Work to be completed: Below is a set of records. Please retype every one exactly.

Records for this exercise:
'''

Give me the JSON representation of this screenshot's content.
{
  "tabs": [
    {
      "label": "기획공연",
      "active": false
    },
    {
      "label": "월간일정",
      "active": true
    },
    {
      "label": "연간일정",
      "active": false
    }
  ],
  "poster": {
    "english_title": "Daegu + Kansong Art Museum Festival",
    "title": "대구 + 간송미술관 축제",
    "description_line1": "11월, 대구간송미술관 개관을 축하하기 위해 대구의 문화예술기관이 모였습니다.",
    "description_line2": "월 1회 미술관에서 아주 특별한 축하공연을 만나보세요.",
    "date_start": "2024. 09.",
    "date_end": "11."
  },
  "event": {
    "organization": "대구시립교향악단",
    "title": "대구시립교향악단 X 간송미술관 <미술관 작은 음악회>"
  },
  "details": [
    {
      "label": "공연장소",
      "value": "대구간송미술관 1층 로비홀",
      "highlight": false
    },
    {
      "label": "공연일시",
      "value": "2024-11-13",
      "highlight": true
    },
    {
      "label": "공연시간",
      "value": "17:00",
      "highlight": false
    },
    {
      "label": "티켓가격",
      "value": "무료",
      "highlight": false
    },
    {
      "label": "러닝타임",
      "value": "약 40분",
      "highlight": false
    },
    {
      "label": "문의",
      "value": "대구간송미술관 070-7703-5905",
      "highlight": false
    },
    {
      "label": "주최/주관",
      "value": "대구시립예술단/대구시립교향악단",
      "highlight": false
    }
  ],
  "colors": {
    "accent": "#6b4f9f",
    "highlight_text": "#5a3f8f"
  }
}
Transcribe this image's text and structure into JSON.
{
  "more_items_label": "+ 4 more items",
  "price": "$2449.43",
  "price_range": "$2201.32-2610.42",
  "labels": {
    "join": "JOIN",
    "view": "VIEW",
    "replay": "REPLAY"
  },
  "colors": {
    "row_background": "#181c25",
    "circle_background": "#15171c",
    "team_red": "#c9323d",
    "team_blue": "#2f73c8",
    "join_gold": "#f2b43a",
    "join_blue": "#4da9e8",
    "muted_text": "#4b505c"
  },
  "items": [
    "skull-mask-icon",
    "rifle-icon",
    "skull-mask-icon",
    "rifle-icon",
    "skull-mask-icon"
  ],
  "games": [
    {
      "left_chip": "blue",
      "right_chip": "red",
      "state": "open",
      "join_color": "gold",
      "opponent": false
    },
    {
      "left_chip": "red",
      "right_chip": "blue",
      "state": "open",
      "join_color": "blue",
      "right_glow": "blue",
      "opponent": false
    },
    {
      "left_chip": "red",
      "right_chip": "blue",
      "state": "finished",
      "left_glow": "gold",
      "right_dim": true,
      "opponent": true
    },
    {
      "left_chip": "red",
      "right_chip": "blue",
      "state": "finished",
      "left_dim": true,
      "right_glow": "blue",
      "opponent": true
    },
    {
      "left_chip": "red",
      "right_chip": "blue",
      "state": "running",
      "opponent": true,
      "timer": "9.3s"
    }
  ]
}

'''

The completed task:
Give me the JSON representation of this screenshot's content.
{
  "tabs": [
    {
      "label": "기획공연",
      "active": false
    },
    {
      "label": "월간일정",
      "active": true
    },
    {
      "label": "연간일정",
      "active": false
    }
  ],
  "poster": {
    "english_title": "Daegu + Kansong Art Museum Festival",
    "title": "대구 + 간송미술관 축제",
    "description_line1": "11월, 대구간송미술관 개관을 축하하기 위해 대구의 문화예술기관이 모였습니다.",
    "description_line2": "월 1회 미술관에서 아주 특별한 축하공연을 만나보세요.",
    "date_start": "2024. 09.",
    "date_end": "11."
  },
  "event": {
    "organization": "대구시립교향악단",
    "title": "대구시립교향악단 X 간송미술관 <미술관 작은 음악회>"
  },
  "details": [
    {
      "label": "공연장소",
      "value": "대구간송미술관 1층 로비홀",
      "highlight": false
    },
    {
      "label": "공연일시",
      "value": "2024-11-13",
      "highlight": true
    },
    {
      "label": "공연시간",
      "value": "17:00",
      "highlight": false
    },
    {
      "label": "티켓가격",
      "value": "무료",
      "highlight": false
    },
    {
      "label": "러닝타임",
      "value": "약 40분",
      "highlight": false
    },
    {
      "label": "문의",
      "value": "대구간송미술관 070-7703-5905",
      "highlight": false
    },
    {
      "label": "주최/주관",
      "value": "대구시립예술단/대구시립교향악단",
      "highlight": false
    }
  ],
  "colors": {
    "accent": "#6b4f9f",
    "highlight_text": "#5a3f8f"
  }
}
Transcribe this image's text and structure into JSON.
{
  "more_items_label": "+ 4 more items",
  "price": "$2449.43",
  "price_range": "$2201.32-2610.42",
  "labels": {
    "join": "JOIN",
    "view": "VIEW",
    "replay": "REPLAY"
  },
  "colors": {
    "row_background": "#181c25",
    "circle_background": "#15171c",
    "team_red": "#c9323d",
    "team_blue": "#2f73c8",
    "join_gold": "#f2b43a",
    "join_blue": "#4da9e8",
    "muted_text": "#4b505c"
  },
  "items": [
    "skull-mask-icon",
    "rifle-icon",
    "skull-mask-icon",
    "rifle-icon",
    "skull-mask-icon"
  ],
  "games": [
    {
      "left_chip": "blue",
      "right_chip": "red",
      "state": "open",
      "join_color": "gold",
      "opponent": false
    },
    {
      "left_chip": "red",
      "right_chip": "blue",
      "state": "open",
      "join_color": "blue",
      "right_glow": "blue",
      "opponent": false
    },
    {
      "left_chip": "red",
      "right_chip": "blue",
      "state": "finished",
      "left_glow": "gold",
      "right_dim": true,
      "opponent": true
    },
    {
      "left_chip": "red",
      "right_chip": "blue",
      "state": "finished",
      "left_dim": true,
      "right_glow": "blue",
      "opponent": true
    },
    {
      "left_chip": "red",
      "right_chip": "blue",
      "state": "running",
      "opponent": true,
      "timer": "9.3s"
    }
  ]
}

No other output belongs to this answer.